Excerpted with permission..
Publisher: Mango Publishing Group, a divn. of Mango Media Inc..

Article Source

Glad to Be Human: Adventures in Optimism
by Irene O’Garden

Glad to Be Human: Adventures in Optimism by Irene O’GardenCelebrate life just because. In a world so often filled with distressing news and bewildering violence, being “human” often gets a bad rap. Rejoice in everyday reasons to smile, think positively, and enjoy the gift of life.

For more info, or to order this book, click here. (Also available as a Kindle edition.)

More books by this Author

About the Author

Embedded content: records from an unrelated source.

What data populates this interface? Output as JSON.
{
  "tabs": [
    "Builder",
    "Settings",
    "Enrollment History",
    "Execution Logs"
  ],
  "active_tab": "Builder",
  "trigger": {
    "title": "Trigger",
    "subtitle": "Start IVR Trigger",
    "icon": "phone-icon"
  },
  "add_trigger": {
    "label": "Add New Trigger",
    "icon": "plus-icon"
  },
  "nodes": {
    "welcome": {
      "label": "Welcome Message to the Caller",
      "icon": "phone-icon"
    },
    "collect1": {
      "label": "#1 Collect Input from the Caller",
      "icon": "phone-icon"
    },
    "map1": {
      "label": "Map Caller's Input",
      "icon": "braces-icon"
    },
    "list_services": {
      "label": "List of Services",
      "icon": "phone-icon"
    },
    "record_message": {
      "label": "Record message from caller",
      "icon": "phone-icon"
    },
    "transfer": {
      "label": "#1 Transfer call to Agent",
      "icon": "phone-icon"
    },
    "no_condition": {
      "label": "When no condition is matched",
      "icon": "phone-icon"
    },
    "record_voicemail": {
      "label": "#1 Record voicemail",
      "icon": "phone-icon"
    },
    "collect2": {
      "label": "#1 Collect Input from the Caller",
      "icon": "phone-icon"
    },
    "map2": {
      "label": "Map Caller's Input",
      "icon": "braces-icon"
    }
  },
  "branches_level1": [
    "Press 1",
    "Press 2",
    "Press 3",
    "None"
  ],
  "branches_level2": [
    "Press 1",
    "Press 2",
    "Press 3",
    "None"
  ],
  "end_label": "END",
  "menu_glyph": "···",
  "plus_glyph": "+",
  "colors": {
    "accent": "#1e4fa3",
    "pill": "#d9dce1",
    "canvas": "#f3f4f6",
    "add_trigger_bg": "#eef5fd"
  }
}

Irene O’GardenIrene O’Garden has won―or been nominated for―prizes in nearly every writing category from stage to e-screen, hardcovers, children’s books, as well as literary magazines and anthologies. Her critically acclaimed play Women on Fire (Samuel French), starring Judith Ivey, played to sold-out houses at Off-Broadway’s Cherry Lane Theatre, and was nominated for a Lucille Lortel Award. O’Garden’s new memoir, Risking the Rapids: How My Wilderness Adventure Healed My Childhood was published by Mango Press in January 2019.

This article/poem being read/performed by the author:

Video/Interview with Irene O'Garden: Risk and Reap

More Articles By This Author

You May Also Like



follow InnerSelf on


 Get The Latest By Email



image of a woman holding two colored eggs, with a surprised look on her face
Daily Inspiration: February 27, 2021
In the 17th century, the French philosopher René Descartes came up with the "explanation for it all": I think, therefore I am...
02 26 from combat to harmony video
Daily Inspiration: February 26, 2020
As humans we either seem to be moving towards something, or away from something else. This is our go-go-go mentality to get things done or attain goals.
key with compass, coins, and old world map
Daily Inspiration: February 25, 2021
We must be aware of what it is we're really asking for, whether consciously or unconsciously. The stakes are very high and we hold the key.